Still, the Capobiancos argue that the little girl’s real home is with them.
“Veronica was always a part of our home from birth and we just felt like she was in a happy place and that those kinds of needs could have been met through us,” Melanie Capobianco said. “I just don’t think that was what Congress was thinking about when that act was passed.”
As with many custody fights, there is wide factual disagreement over the circumstances of both the couple’s breakup and subsequent adoption of the child. Opposing sides even disagree on what legal issues the high court should address.
The Capobiancos think the issue should be about whether the ICWA law can improperly block adoption proceedings voluntarily initiated by a non-Indian mother who had sole custody of her child, due to what the adoptive parents say is the Indian father’s failure to establish a legal parent-child relationship under state law.
But Brown argues he successfully established paternity under state law, and qualifies as a “parent” under the ICWA, thereby giving him proper control and custody of his daughter.
He said in legal papers that the child was conceived when the couple was engaged, and “excited” he would be a father. But Brown claims the biological mother broke off the now-strained relationship by text message. He agreed to relinquish his parental rights in exchange for not paying child support, but said the mother never indicated she intended unilaterally to give the child up for adoption.
And Brown claims the biological mother tried to “conceal” his Indian heritage during the adoption process with the Capobiancos, who live in Charleston, South Carolina.
Establishing such heritage would normally make it very difficult for the Cherokee Nation and state social services to agree to any non-Indian adoption and removal from the state.
By this time, Brown was deployed to Iraq on a one-year deployment in the U.S. Army, making it hard to press his custody claims. Veronica lived with the Capobiancos for two years before the high court in South Carolina ruled for the father. Brown took his daughter back to Bartlesville, Oklahoma, on New Year’s Eve 2011.
The state’s top court that ruled in his favor said Brown had “a deeply embedded relationship” with his American Indian heritage, in which Veronica will be raised.
But the Capobiancos point to another part of the state court’s conclusion: that despite a ruling against them, they were “ideal parents who have exhibited the ability to provide a loving family environment.” That court said its hands were tied, and that federal law trumped state law.

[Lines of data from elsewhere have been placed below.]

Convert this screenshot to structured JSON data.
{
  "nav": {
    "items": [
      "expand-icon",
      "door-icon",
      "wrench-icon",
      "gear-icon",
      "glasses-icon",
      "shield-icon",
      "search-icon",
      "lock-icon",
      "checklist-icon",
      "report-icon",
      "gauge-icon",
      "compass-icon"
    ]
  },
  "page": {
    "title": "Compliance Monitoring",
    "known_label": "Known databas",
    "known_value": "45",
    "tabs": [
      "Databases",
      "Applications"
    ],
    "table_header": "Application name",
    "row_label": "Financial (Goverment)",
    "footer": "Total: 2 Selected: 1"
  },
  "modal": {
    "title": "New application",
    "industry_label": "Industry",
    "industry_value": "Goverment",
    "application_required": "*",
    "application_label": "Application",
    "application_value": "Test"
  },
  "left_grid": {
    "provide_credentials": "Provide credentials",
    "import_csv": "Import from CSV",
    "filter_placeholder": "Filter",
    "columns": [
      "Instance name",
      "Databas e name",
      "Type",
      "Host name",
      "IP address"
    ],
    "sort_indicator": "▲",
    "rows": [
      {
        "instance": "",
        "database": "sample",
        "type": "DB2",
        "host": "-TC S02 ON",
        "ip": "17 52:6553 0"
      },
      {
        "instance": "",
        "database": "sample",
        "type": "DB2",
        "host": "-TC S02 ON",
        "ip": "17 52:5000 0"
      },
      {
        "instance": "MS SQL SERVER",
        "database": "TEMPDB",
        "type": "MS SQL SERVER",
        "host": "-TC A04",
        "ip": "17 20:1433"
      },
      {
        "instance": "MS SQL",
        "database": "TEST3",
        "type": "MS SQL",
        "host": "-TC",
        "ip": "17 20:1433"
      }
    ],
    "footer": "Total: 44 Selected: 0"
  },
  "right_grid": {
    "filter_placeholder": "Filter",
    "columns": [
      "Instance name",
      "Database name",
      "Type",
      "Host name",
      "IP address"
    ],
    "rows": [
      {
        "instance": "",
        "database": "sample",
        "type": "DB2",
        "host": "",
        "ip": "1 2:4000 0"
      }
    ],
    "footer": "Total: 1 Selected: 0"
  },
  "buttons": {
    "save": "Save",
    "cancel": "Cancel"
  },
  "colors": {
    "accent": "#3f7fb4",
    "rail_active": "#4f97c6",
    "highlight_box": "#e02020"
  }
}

“Courts in seven states have held that ICWA does not bar courts from terminating the parental rights of a non-custodial father under state law when the father abandoned his child to the sole custody of a non-Indian mother,” said Lisa Blatt, attorney for the couple.
She says the father’s initial agreement to give up his parental rights meant he forfeited any subsequent efforts to establish custody, when the child was already in a happy, stable home environment.
The Capobiancos argue Brown had refused to offer any financial assistance to the biological mother until they were married and “wanted nothing to do” with the pregnancy.
As a single mother with two other young children, the biological mother felt she had no choice but to give her daughter up for adoption, said a legal brief filed by her lawyers. They say she complied with the adoption laws in both states and with the tribe.
The couple also says they long wanted to be parents and had seven unsuccessful attempts at in vitro fertilization. She is a child developmental psychologist and he is an automotive body technician. They were in the room when Veronica was born, and had an “open” adoption, meaning the biological mother could and did maintain a relationship with Veronica.
The case is Adoptive Couple v. Baby Girl, a Minor Child Under the Age of Fourteen Years (12-399).